Work required.
With the images set aside, retype every record below character for character.
[Start of Attachment]
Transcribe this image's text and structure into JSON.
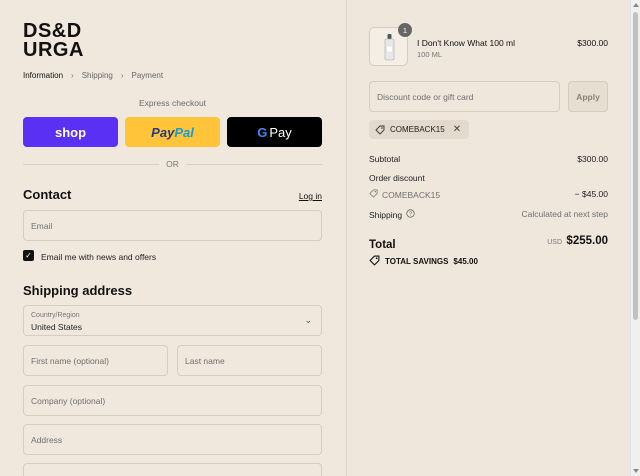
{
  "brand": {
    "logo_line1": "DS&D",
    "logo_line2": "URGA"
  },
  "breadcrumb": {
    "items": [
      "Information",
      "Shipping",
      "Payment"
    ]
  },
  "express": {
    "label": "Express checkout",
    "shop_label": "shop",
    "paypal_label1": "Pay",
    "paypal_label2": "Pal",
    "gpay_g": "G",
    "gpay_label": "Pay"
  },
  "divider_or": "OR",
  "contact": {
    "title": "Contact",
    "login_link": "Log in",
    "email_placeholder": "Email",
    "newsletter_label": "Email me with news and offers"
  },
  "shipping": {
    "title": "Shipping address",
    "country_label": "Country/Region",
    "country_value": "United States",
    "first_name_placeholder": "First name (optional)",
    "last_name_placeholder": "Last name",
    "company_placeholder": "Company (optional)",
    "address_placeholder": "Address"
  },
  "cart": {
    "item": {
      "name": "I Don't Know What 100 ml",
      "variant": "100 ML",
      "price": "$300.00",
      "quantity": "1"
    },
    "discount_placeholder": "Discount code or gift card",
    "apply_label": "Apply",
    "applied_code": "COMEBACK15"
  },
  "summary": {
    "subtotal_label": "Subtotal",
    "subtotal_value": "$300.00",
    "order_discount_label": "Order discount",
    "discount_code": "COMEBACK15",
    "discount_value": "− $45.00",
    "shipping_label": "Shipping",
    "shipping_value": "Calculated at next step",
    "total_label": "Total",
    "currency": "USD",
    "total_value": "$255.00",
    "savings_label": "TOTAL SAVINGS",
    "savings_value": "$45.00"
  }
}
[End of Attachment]
Answer space.
Transcribe this image's text and structure into JSON.
{
  "brand": {
    "logo_line1": "DS&D",
    "logo_line2": "URGA"
  },
  "breadcrumb": {
    "items": [
      "Information",
      "Shipping",
      "Payment"
    ]
  },
  "express": {
    "label": "Express checkout",
    "shop_label": "shop",
    "paypal_label1": "Pay",
    "paypal_label2": "Pal",
    "gpay_g": "G",
    "gpay_label": "Pay"
  },
  "divider_or": "OR",
  "contact": {
    "title": "Contact",
    "login_link": "Log in",
    "email_placeholder": "Email",
    "newsletter_label": "Email me with news and offers"
  },
  "shipping": {
    "title": "Shipping address",
    "country_label": "Country/Region",
    "country_value": "United States",
    "first_name_placeholder": "First name (optional)",
    "last_name_placeholder": "Last name",
    "company_placeholder": "Company (optional)",
    "address_placeholder": "Address"
  },
  "cart": {
    "item": {
      "name": "I Don't Know What 100 ml",
      "variant": "100 ML",
      "price": "$300.00",
      "quantity": "1"
    },
    "discount_placeholder": "Discount code or gift card",
    "apply_label": "Apply",
    "applied_code": "COMEBACK15"
  },
  "summary": {
    "subtotal_label": "Subtotal",
    "subtotal_value": "$300.00",
    "order_discount_label": "Order discount",
    "discount_code": "COMEBACK15",
    "discount_value": "− $45.00",
    "shipping_label": "Shipping",
    "shipping_value": "Calculated at next step",
    "total_label": "Total",
    "currency": "USD",
    "total_value": "$255.00",
    "savings_label": "TOTAL SAVINGS",
    "savings_value": "$45.00"
  }
}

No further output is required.